Records for the task.
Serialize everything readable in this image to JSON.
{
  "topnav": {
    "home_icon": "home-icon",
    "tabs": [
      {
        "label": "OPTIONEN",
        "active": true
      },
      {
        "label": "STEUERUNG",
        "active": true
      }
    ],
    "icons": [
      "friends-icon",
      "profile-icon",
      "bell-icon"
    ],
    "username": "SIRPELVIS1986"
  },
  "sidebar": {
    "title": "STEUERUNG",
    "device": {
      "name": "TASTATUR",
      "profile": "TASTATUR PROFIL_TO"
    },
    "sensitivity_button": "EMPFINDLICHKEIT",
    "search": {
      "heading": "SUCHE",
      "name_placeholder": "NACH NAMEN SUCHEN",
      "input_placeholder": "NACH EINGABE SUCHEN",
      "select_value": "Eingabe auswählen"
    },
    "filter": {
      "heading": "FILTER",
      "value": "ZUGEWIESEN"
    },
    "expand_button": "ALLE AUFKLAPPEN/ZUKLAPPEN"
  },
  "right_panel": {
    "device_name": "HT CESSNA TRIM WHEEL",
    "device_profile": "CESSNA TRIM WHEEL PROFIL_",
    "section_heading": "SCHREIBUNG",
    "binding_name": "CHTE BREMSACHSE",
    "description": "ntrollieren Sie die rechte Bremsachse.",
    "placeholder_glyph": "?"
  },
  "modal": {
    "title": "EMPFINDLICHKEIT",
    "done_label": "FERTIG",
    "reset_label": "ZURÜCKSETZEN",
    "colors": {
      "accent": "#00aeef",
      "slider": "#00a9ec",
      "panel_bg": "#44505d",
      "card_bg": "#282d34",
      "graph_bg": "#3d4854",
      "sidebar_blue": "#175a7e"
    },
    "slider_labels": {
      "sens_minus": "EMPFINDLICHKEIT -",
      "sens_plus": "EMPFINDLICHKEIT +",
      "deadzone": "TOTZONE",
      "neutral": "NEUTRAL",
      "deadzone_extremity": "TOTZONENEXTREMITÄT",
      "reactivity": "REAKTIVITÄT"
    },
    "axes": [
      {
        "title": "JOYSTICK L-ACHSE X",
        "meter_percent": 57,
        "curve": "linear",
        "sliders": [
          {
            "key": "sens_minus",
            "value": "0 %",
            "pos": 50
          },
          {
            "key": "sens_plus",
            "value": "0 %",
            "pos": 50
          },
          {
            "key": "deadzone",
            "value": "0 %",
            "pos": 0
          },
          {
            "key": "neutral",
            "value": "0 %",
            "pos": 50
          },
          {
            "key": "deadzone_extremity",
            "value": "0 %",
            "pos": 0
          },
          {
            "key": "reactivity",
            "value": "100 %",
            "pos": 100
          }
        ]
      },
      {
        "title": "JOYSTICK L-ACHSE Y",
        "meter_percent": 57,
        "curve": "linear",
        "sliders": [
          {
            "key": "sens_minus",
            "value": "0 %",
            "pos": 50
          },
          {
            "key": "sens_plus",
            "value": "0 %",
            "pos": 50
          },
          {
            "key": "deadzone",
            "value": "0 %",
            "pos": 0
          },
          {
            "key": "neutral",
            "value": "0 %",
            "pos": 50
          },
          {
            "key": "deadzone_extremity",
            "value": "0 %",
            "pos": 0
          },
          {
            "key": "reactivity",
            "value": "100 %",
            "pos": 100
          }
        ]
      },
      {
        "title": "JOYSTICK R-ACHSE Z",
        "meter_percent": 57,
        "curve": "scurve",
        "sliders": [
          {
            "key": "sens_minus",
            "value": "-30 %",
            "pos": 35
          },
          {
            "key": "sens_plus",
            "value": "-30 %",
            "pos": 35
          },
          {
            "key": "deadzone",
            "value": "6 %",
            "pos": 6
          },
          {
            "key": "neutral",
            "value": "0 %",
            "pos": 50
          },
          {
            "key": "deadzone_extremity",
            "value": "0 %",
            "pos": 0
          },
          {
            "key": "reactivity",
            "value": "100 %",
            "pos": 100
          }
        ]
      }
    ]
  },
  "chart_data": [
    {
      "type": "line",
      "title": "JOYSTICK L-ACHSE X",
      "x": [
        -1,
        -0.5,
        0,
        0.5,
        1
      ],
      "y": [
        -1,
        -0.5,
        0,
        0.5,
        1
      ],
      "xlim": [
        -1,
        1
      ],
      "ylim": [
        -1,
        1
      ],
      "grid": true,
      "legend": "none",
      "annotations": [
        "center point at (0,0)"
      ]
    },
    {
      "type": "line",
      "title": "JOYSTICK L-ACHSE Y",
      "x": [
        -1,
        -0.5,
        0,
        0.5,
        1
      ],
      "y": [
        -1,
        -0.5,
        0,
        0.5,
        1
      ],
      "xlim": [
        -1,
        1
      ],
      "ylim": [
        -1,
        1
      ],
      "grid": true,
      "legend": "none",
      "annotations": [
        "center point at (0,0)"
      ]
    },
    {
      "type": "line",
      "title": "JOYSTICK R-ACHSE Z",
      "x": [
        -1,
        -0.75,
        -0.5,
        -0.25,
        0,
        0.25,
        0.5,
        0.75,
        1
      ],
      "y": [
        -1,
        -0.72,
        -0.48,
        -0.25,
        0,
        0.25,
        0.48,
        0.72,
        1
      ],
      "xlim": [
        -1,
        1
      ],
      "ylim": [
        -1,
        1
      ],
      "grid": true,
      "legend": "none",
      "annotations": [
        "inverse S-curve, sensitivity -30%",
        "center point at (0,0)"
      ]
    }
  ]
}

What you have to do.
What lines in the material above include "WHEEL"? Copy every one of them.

Task output.
    "device_name": "HT CESSNA TRIM WHEEL",
    "device_profile": "CESSNA TRIM WHEEL PROFIL_",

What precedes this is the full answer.